WHAT IS REQUIRED: In the data below, find every line with the word "portofolio" and copy it out.

DATA:
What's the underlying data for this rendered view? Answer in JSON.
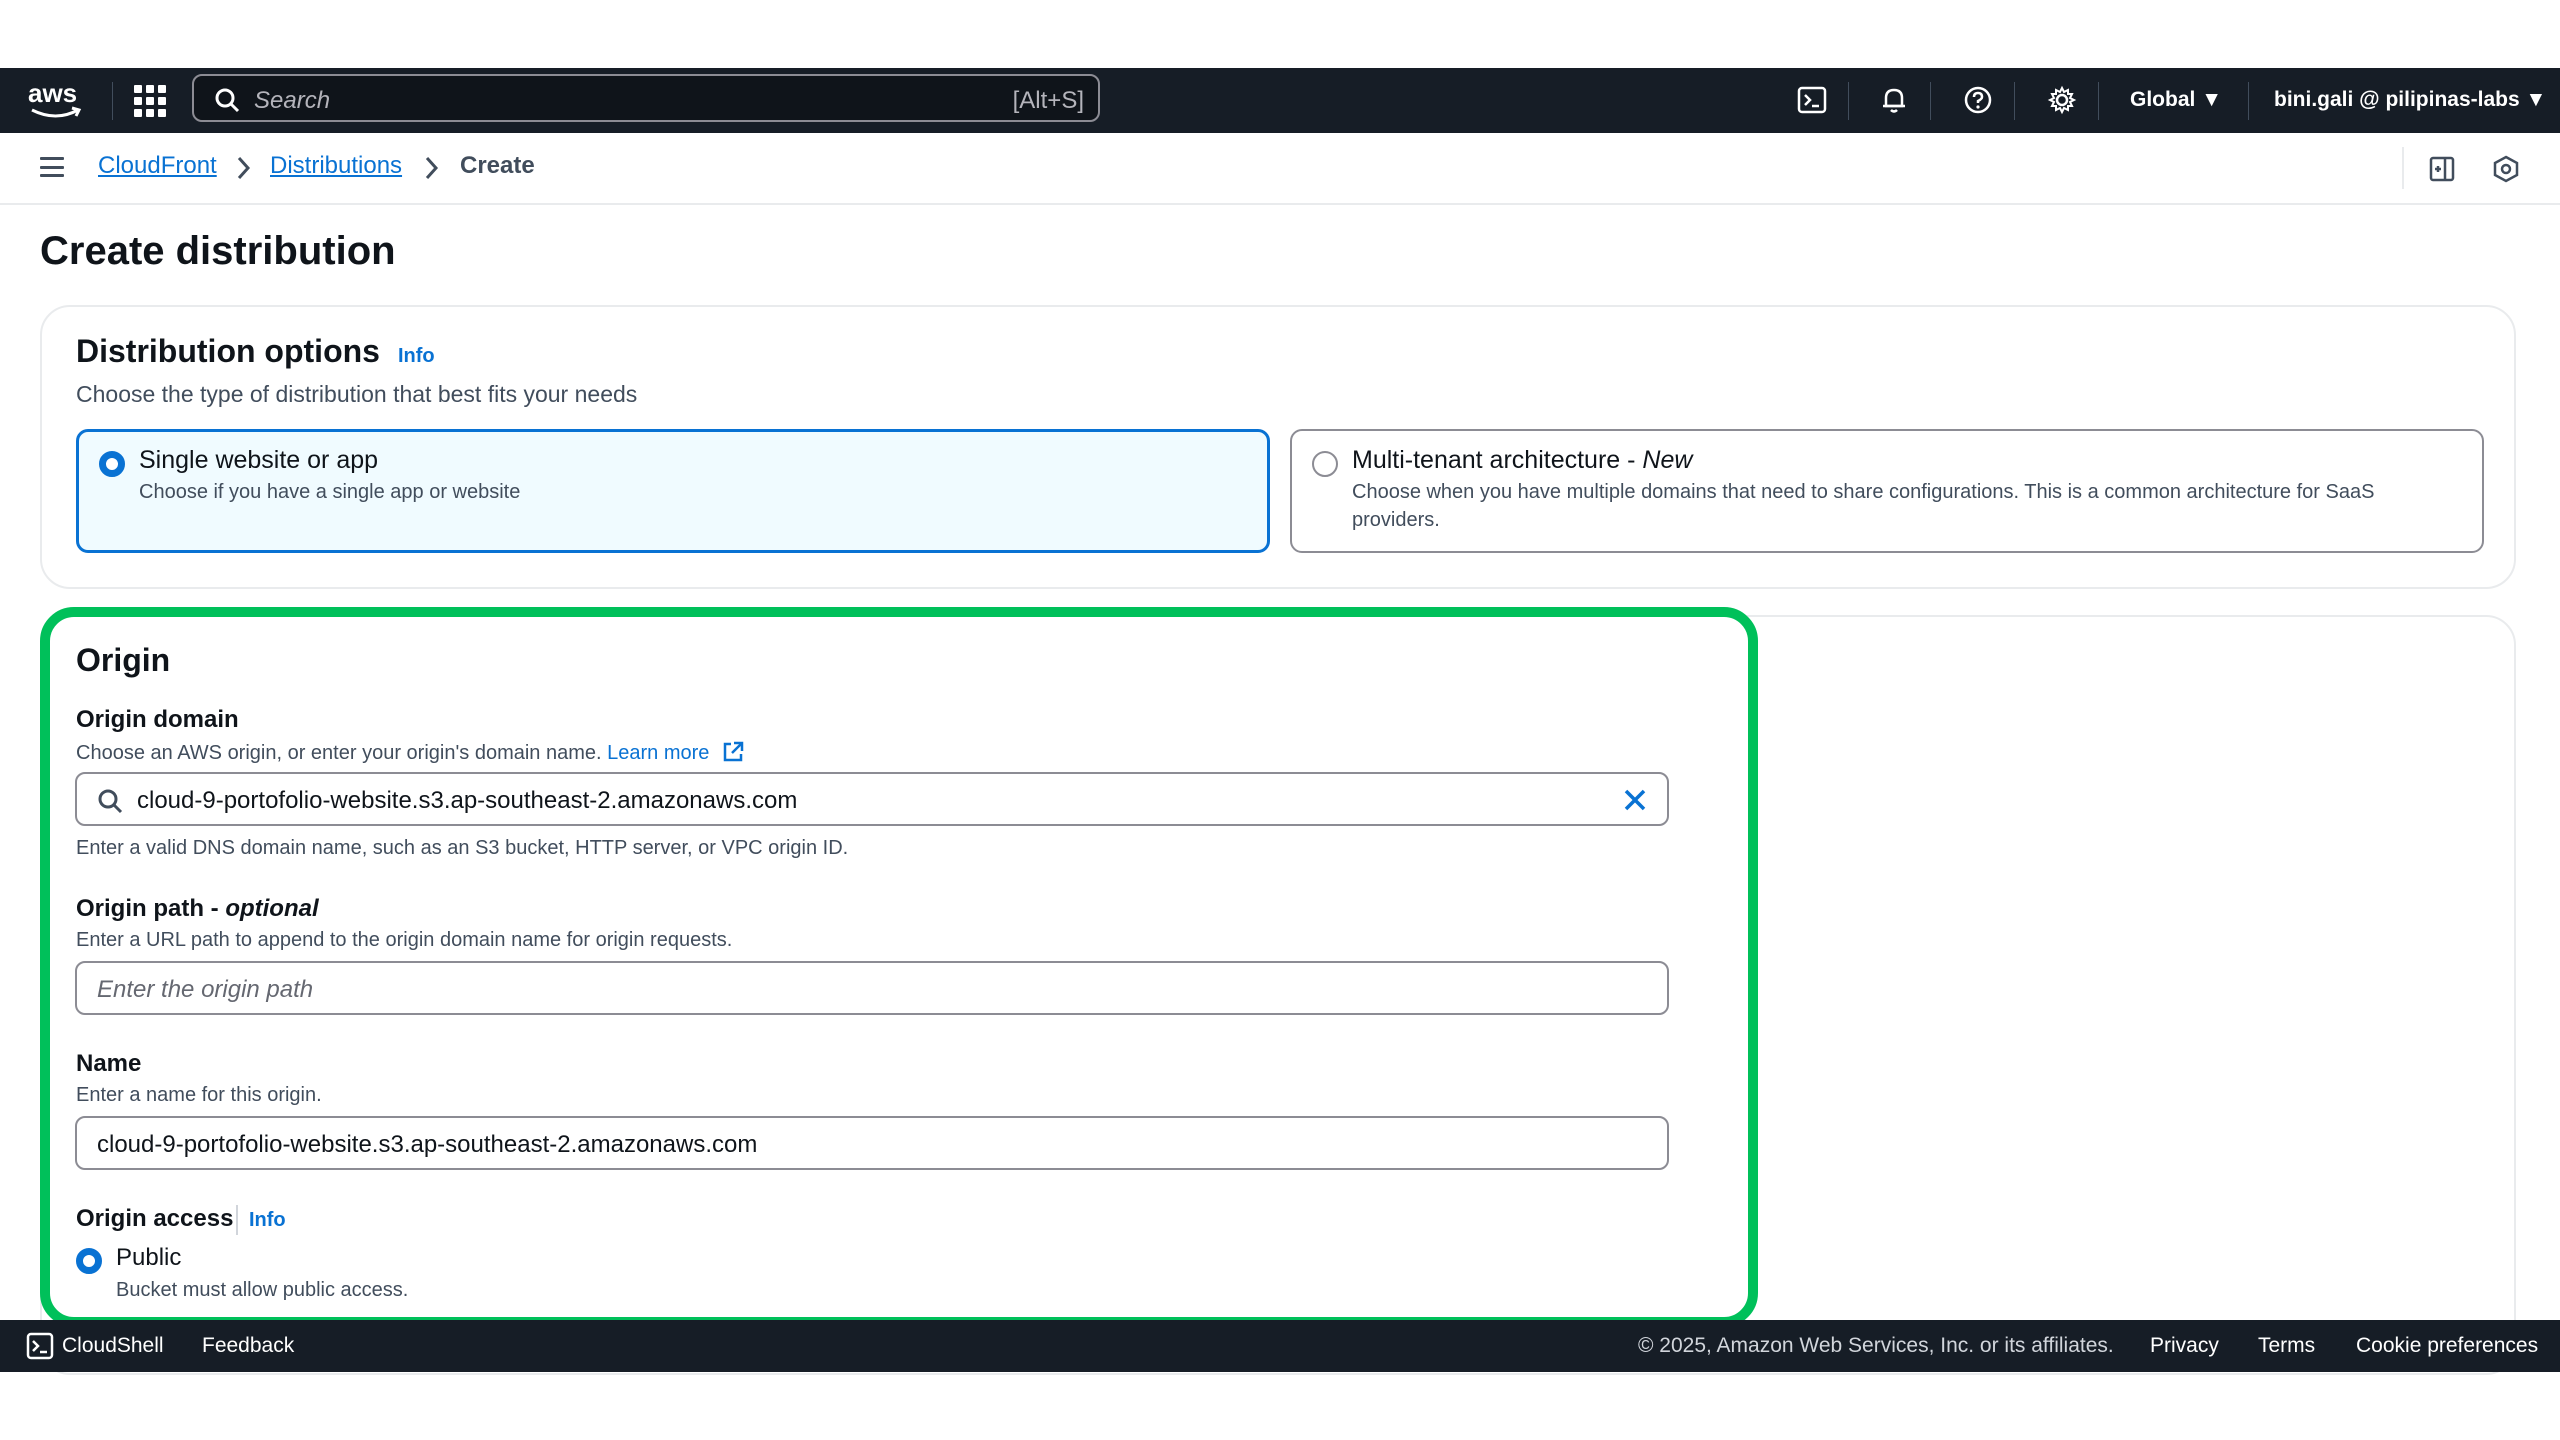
{
  "topnav": {
    "logo_text": "aws",
    "search_placeholder": "Search",
    "search_shortcut": "[Alt+S]",
    "region": "Global",
    "account": "bini.gali @ pilipinas-labs",
    "icons": [
      "cloudshell-icon",
      "bell-icon",
      "help-icon",
      "gear-icon"
    ]
  },
  "breadcrumb": {
    "items": [
      "CloudFront",
      "Distributions",
      "Create"
    ]
  },
  "page": {
    "title": "Create distribution"
  },
  "distribution_options": {
    "title": "Distribution options",
    "info": "Info",
    "description": "Choose the type of distribution that best fits your needs",
    "options": [
      {
        "label": "Single website or app",
        "description": "Choose if you have a single app or website",
        "selected": true
      },
      {
        "label": "Multi-tenant architecture - ",
        "label_suffix": "New",
        "description": "Choose when you have multiple domains that need to share configurations. This is a common architecture for SaaS providers.",
        "selected": false
      }
    ]
  },
  "origin": {
    "title": "Origin",
    "domain": {
      "label": "Origin domain",
      "description": "Choose an AWS origin, or enter your origin's domain name.",
      "learn_more": "Learn more",
      "value": "cloud-9-portofolio-website.s3.ap-southeast-2.amazonaws.com",
      "hint": "Enter a valid DNS domain name, such as an S3 bucket, HTTP server, or VPC origin ID."
    },
    "path": {
      "label": "Origin path - ",
      "label_suffix": "optional",
      "description": "Enter a URL path to append to the origin domain name for origin requests.",
      "placeholder": "Enter the origin path"
    },
    "name": {
      "label": "Name",
      "description": "Enter a name for this origin.",
      "value": "cloud-9-portofolio-website.s3.ap-southeast-2.amazonaws.com"
    },
    "access": {
      "label": "Origin access",
      "info": "Info",
      "option_label": "Public",
      "option_description": "Bucket must allow public access.",
      "selected": true
    }
  },
  "footer": {
    "cloudshell": "CloudShell",
    "feedback": "Feedback",
    "copyright": "© 2025, Amazon Web Services, Inc. or its affiliates.",
    "privacy": "Privacy",
    "terms": "Terms",
    "cookies": "Cookie preferences"
  },
  "colors": {
    "nav_bg": "#161d26",
    "link": "#0972d3",
    "highlight": "#00c05a",
    "selected_tile_bg": "#f0fbff"
  }
}
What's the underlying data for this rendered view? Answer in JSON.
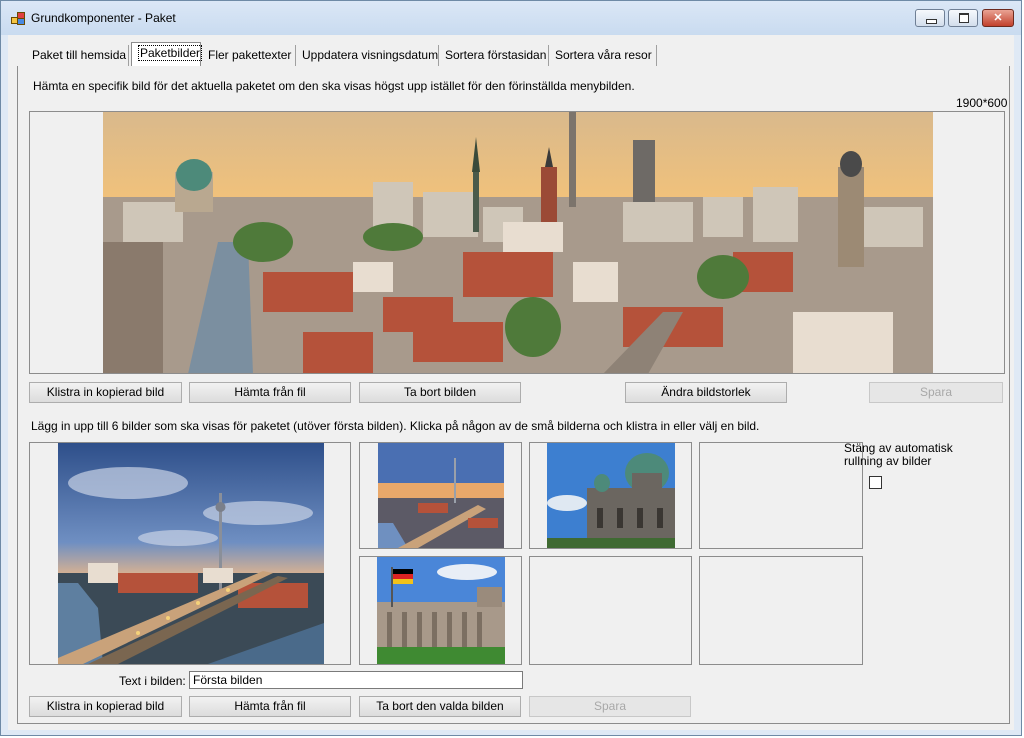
{
  "window": {
    "title": "Grundkomponenter - Paket",
    "minimize_glyph": "",
    "close_glyph": "✕"
  },
  "tabs": [
    {
      "label": "Paket till hemsida"
    },
    {
      "label": "Paketbilder",
      "selected": true
    },
    {
      "label": "Fler pakettexter"
    },
    {
      "label": "Uppdatera visningsdatum"
    },
    {
      "label": "Sortera förstasidan"
    },
    {
      "label": "Sortera våra resor"
    }
  ],
  "top_section": {
    "description": "Hämta en specifik bild för det aktuella paketet om den ska visas högst upp istället för den förinställda menybilden.",
    "size_label": "1900*600",
    "image_subject": "berlin-city-panorama",
    "buttons": {
      "paste": "Klistra in kopierad bild",
      "from_file": "Hämta från fil",
      "remove": "Ta bort bilden",
      "resize": "Ändra bildstorlek",
      "save": "Spara"
    }
  },
  "gallery_section": {
    "description": "Lägg in upp till 6 bilder som ska visas för paketet (utöver första bilden). Klicka på någon av de små bilderna och klistra in eller välj en bild.",
    "large_image_subject": "berlin-tv-tower-river-dusk",
    "thumbnails": [
      {
        "subject": "berlin-city-skyline-dusk"
      },
      {
        "subject": "berlin-cathedral"
      },
      {
        "subject": ""
      },
      {
        "subject": "reichstag-building"
      },
      {
        "subject": ""
      },
      {
        "subject": ""
      }
    ],
    "autoscroll_label": "Stäng av automatisk rullning av bilder",
    "autoscroll_checked": false,
    "text_label": "Text i bilden:",
    "text_value": "Första bilden",
    "buttons": {
      "paste": "Klistra in kopierad bild",
      "from_file": "Hämta från fil",
      "remove": "Ta bort den valda bilden",
      "save": "Spara"
    }
  },
  "colors": {
    "sky_warm": "#f2c27a",
    "sky_dusk": "#3a5a9a",
    "roof_red": "#b5523a",
    "dome_green": "#4d8a7a"
  }
}
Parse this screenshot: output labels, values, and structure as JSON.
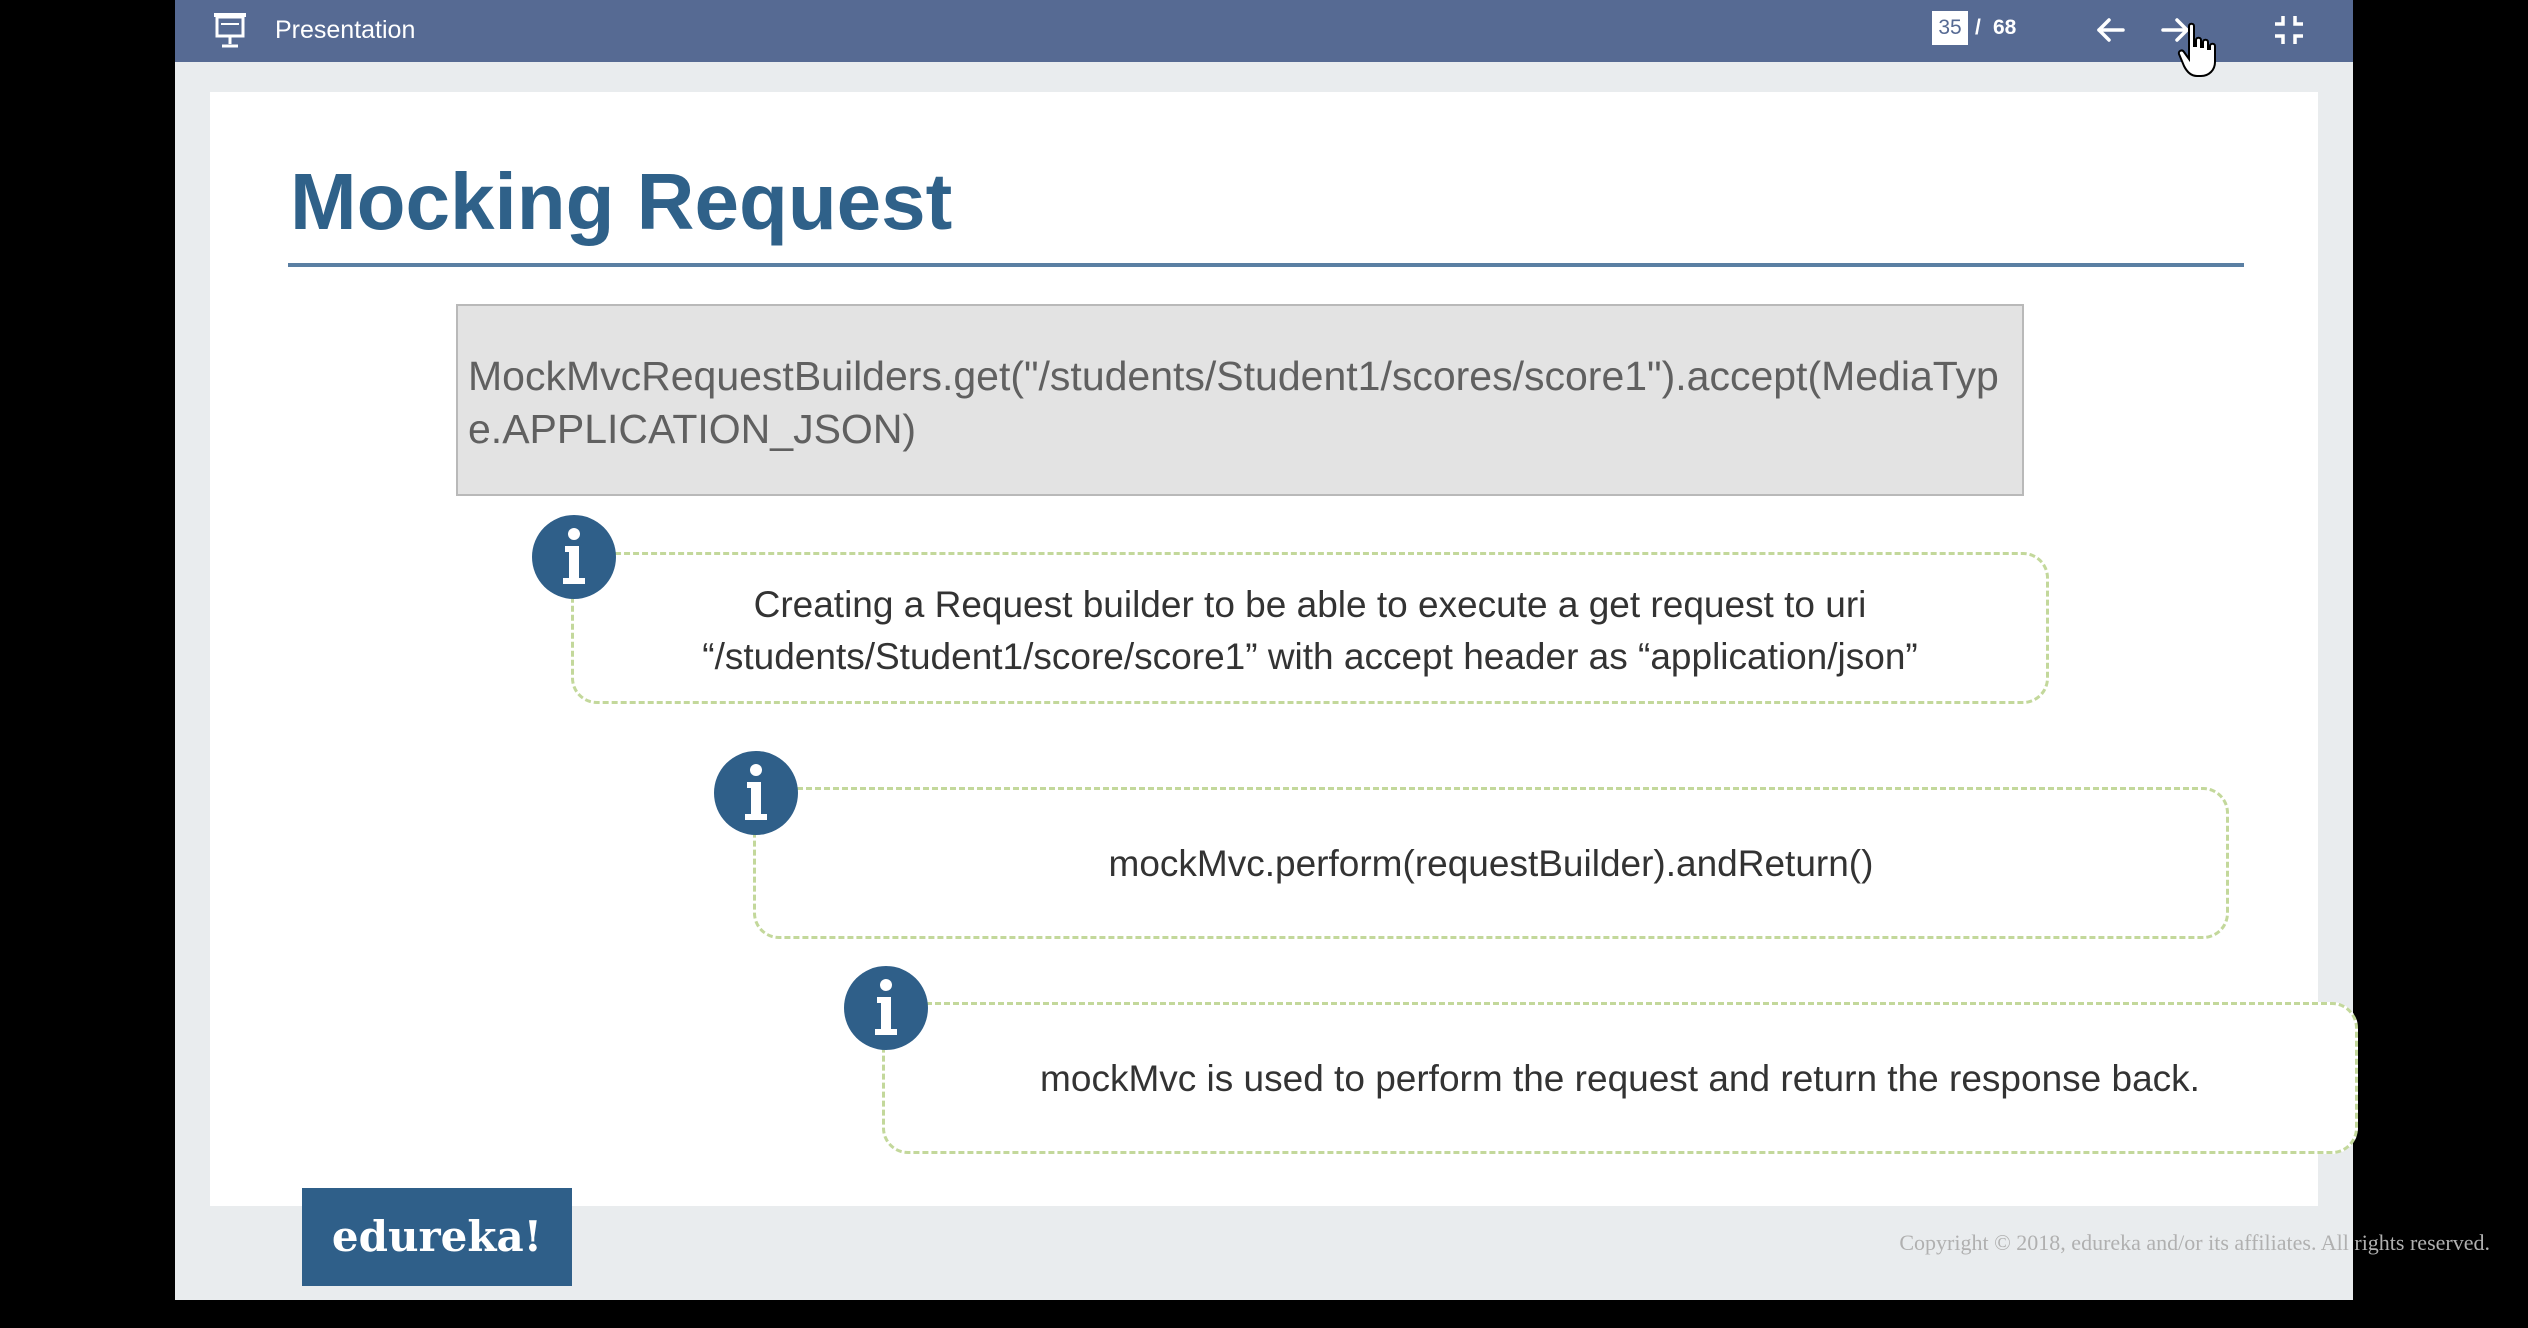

ANSWER:
      "value": "cloud-9-portofolio-website.s3.ap-southeast-2.amazonaws.com",
      "value": "cloud-9-portofolio-website.s3.ap-southeast-2.amazonaws.com"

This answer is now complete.